* ABOUT THIS TASK
From the material below, tally every line containing "name"; reply with the total only.
##### DATA FOR REVIEW
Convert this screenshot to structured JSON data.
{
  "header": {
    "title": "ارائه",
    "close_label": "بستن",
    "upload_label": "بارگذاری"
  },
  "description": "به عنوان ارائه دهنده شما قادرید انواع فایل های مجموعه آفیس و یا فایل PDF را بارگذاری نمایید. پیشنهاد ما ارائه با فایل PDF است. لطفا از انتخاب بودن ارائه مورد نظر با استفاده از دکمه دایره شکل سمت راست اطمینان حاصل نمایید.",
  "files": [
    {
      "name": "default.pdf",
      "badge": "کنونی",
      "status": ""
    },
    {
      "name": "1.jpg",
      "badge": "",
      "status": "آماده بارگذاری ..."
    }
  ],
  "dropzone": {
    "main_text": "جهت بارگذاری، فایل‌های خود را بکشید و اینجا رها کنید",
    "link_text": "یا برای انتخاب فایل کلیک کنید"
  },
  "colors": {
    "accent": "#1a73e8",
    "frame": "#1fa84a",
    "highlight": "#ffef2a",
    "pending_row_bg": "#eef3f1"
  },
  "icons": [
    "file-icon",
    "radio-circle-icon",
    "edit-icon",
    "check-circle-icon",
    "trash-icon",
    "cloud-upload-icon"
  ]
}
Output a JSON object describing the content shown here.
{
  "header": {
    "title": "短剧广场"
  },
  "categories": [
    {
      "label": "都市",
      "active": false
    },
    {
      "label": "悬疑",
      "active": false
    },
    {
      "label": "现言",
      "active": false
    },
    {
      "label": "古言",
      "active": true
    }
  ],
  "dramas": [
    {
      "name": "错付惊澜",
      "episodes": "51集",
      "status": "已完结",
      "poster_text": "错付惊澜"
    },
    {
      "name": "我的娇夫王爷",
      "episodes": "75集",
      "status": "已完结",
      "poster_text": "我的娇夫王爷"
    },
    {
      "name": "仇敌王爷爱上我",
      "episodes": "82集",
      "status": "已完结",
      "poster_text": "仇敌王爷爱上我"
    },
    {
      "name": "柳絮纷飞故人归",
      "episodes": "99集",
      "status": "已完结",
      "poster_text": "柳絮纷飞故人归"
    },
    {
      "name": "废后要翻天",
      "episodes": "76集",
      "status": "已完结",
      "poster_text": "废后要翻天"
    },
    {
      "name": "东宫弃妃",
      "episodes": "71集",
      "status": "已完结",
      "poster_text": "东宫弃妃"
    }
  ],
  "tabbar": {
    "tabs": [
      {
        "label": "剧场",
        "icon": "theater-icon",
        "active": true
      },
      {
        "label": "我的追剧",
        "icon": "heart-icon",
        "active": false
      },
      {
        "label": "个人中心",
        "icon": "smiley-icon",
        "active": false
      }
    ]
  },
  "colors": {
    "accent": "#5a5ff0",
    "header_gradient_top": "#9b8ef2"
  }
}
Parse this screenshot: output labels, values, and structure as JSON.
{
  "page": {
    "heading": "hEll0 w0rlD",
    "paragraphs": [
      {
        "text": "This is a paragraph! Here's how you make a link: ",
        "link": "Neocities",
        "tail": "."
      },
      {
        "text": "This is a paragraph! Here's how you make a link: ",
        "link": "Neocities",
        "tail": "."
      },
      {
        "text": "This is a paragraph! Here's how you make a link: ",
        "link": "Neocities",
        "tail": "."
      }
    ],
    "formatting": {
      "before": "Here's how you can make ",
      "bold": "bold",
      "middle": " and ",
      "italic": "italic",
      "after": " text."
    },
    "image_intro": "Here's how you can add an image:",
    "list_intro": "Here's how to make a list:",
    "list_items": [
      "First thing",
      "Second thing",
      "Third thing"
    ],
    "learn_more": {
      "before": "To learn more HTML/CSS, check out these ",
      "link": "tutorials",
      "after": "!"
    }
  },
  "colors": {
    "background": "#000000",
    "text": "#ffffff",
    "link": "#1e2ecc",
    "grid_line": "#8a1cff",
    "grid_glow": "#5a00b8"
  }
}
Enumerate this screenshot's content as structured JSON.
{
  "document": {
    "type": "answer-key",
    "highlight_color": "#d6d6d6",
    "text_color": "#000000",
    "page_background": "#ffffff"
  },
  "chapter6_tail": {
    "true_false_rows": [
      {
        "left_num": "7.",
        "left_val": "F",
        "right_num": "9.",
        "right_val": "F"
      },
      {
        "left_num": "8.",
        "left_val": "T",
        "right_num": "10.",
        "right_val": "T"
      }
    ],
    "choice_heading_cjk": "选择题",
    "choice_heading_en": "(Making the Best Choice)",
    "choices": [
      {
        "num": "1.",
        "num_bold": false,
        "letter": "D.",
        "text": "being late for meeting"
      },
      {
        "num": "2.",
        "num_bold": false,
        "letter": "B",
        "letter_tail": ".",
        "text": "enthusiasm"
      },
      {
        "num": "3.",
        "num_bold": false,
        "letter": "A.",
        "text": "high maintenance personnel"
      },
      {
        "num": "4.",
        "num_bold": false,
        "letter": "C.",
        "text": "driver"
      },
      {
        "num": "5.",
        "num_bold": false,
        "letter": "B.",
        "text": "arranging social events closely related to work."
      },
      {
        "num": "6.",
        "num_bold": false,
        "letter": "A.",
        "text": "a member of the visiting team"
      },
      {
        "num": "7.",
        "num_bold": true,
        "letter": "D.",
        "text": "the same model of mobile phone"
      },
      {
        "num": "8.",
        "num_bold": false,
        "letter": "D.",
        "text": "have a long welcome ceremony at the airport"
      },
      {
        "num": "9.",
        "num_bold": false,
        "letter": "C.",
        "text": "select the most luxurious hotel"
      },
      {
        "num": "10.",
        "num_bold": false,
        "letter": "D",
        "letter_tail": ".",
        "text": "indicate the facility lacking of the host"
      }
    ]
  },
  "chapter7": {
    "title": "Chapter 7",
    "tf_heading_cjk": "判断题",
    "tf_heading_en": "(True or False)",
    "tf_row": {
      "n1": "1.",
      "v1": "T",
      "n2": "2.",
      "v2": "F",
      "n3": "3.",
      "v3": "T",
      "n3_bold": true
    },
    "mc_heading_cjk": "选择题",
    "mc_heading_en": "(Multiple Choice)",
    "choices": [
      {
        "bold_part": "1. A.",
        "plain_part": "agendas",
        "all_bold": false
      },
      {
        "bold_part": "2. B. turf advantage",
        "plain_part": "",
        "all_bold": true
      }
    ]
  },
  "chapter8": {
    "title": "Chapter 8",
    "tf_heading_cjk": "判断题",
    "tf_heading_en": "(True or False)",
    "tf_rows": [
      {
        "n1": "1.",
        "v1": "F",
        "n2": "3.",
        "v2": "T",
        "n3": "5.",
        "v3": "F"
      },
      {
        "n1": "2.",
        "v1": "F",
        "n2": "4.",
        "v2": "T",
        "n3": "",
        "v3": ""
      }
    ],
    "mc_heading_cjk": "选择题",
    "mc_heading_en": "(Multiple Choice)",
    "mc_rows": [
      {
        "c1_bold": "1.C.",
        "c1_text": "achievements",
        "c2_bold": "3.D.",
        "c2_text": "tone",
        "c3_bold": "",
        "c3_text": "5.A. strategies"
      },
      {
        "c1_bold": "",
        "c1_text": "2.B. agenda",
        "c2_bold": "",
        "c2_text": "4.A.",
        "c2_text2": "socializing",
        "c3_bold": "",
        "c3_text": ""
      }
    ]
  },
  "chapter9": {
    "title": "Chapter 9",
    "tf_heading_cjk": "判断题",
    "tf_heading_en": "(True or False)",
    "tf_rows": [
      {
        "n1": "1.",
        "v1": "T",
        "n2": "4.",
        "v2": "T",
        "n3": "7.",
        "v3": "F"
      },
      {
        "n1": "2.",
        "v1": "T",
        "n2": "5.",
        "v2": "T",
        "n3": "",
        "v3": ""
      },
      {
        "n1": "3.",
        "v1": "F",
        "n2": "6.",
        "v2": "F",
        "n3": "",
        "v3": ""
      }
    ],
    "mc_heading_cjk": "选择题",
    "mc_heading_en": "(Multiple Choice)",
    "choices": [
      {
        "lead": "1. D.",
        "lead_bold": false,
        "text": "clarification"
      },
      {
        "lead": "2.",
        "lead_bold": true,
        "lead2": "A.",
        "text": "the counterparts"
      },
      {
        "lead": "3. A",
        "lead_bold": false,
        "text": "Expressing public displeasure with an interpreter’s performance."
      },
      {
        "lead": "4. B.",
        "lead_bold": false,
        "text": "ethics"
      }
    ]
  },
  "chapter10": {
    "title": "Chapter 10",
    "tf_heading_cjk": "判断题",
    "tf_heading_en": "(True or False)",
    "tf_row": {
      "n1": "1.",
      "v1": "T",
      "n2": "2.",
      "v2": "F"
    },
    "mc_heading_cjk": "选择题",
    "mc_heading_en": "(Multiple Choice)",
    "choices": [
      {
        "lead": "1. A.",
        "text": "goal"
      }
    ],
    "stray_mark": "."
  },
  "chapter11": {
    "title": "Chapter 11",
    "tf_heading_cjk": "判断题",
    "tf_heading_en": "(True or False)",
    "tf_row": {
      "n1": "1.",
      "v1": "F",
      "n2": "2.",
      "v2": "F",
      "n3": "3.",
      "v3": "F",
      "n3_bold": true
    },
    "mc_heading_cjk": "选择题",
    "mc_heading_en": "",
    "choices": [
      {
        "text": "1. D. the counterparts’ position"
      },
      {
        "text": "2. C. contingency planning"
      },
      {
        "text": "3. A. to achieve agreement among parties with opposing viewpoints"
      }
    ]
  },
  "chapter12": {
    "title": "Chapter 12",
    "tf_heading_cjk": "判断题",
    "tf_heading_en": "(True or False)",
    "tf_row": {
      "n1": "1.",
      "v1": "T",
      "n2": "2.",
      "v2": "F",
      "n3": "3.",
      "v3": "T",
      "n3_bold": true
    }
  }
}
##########
* ANSWER TO THE PROBLEM
8